Skip to Main Content
It looks like you're using Internet Explorer 11 or older. This website works best with modern browsers such as the latest versions of Chrome, Firefox, Safari, and Edge. If you continue with this browser, you may see unexpected results.

EES- Depth Study : Aboriginal Art Sites

Year 12 EES

Finding Resources in Accessit

Here are some books that you may find useful during your studies.  Search the Bennies catalogue Accessit or more, or browse the Non-fiction collection NFS.

ABC News

Scientists say an Aboriginal rock art depiction of an extinct giant bird could be Australia's oldest painting.

ANU Press Library

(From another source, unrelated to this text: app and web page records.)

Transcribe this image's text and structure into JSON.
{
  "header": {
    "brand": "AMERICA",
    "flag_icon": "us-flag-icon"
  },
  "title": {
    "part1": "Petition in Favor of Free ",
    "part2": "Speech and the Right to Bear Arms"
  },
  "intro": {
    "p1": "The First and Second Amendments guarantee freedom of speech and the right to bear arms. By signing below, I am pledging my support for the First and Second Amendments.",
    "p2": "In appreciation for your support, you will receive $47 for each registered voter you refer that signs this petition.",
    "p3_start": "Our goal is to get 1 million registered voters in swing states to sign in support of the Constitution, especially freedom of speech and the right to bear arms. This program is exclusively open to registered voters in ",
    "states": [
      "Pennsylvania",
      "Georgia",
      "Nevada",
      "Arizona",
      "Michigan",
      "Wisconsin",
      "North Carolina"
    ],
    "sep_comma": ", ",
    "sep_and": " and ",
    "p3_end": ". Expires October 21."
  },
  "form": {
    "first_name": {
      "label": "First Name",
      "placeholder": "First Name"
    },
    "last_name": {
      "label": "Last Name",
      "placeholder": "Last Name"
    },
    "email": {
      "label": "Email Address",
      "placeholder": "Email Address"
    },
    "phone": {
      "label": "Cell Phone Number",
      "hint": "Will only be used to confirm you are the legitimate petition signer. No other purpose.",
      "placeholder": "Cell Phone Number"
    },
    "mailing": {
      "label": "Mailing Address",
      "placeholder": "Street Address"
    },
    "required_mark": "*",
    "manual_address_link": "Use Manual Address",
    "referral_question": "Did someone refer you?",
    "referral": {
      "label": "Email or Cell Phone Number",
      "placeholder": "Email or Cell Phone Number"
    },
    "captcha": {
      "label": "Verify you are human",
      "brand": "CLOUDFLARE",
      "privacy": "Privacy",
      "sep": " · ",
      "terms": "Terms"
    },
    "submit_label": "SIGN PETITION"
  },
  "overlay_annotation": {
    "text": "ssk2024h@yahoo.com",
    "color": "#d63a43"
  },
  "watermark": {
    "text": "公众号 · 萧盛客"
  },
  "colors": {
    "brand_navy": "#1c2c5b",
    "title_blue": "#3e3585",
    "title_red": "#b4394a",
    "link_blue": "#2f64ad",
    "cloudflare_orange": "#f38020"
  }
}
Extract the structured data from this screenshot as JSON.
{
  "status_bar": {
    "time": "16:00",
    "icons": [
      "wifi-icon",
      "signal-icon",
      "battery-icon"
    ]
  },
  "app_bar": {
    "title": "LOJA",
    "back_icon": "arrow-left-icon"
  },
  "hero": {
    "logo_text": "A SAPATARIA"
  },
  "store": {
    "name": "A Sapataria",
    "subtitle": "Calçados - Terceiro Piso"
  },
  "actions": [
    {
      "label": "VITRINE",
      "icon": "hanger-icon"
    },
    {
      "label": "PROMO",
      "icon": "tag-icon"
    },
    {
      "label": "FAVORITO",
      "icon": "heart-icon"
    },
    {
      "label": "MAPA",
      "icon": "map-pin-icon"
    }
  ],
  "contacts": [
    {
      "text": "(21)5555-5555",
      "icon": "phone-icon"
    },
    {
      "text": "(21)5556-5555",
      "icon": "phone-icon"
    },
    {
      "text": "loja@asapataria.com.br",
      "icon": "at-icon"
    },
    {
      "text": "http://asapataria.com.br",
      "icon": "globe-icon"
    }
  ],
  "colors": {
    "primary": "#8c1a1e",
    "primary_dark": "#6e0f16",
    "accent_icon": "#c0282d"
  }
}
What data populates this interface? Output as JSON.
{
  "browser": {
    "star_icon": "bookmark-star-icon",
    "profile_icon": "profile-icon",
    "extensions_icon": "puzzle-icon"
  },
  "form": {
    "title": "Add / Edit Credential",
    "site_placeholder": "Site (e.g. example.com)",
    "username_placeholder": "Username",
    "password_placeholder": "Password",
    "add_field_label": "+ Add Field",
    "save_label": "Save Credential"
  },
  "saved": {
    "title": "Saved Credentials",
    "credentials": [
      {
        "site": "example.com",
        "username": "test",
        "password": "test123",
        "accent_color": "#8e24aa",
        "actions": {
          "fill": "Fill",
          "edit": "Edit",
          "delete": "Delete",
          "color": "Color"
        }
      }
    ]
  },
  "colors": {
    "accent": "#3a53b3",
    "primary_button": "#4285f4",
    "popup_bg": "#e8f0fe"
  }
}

Art and megafauna in the Top End of the Northern Territory, Australia: Illusion or reality?

Tacon (public domain)

The Keep River region has a complex body of engraved and painted rock-art, distinct from but with links to regions to the east, west and south. At least four major periods of figurative rock-art have been identified with differing subject matters and ages. Significant changes in depictions of human figures and animals are evident, reflecting shifts in emphasis associated with ecological concerns and environmental change. We flesh out the relative rock-art chronology by highlighting these changes, from worlds dominated by humans to those dominated by mammals and birds, and finally to a recent world of reptiles and humans. Symbolic aspects of the imagery are also considered within a larger ecological approach.


Beneath layers of rock art are drawings of animals SO strange that, for a long time, some anthropologists thought they could only have been imagined. But what if these animals really had existed, after all?


Where the World Was Born- Newly discovered rock art panels depict how ancient Aboriginal ancestors envisioned climate change and creation.

Rock Art

Scattered across the Greater Blue Mountains World Heritage Area (Figure 1) are hundreds of Indigenous rock art sites, many with depictions of animals. Does the distribution of those depicted, particularly mammals, reflect their relationship to the natural habitat at various times in the past or has culture strongly influenced where certain species were portrayed? This key question is pertinent to all rock art bodies, but in the GBMWHA it is important to answer, if rock art is to be used as an indicator of past animal presence.

Australian Earth Science Education

More than 80 species of large Australian animals, known as megafauna, disappeared in the last 450 – 400 thousand years (Ka), with most of the decline in the past 40 000 years. Australia and New Guinea were part of the larger continent of Sahul during most of the Pleistocene. Rising sea levels separated the modern countries about 8 000 years ago.

Megafauna (public domain)

Abstract. The numerous published claims concerning the depiction in Australian rock art of megafaunal species or their tracks are examined. Such proposals have appeared for a century now and they have involved both petroglyphs and pictograms. Patterns in the consideration of the evidence presented in their support are analysed and compared with patterns of similar contentions in other parts of the world. The rationales underpinning these various claims are examined and an attempt is presented to explain their apparent causes.

Murray (password protected)

The prehistoric and historic rock art of the Arnhem Land plateau documents faunal change in the north central region of Australia over a long, but as yet undetermined, time. Detailed investigation of the faunal content of these paintings reveals undoubted changes in the communities of the animals depict- ed, particularly in relation to the presence or absence of estuarine and freshwater floodplain species.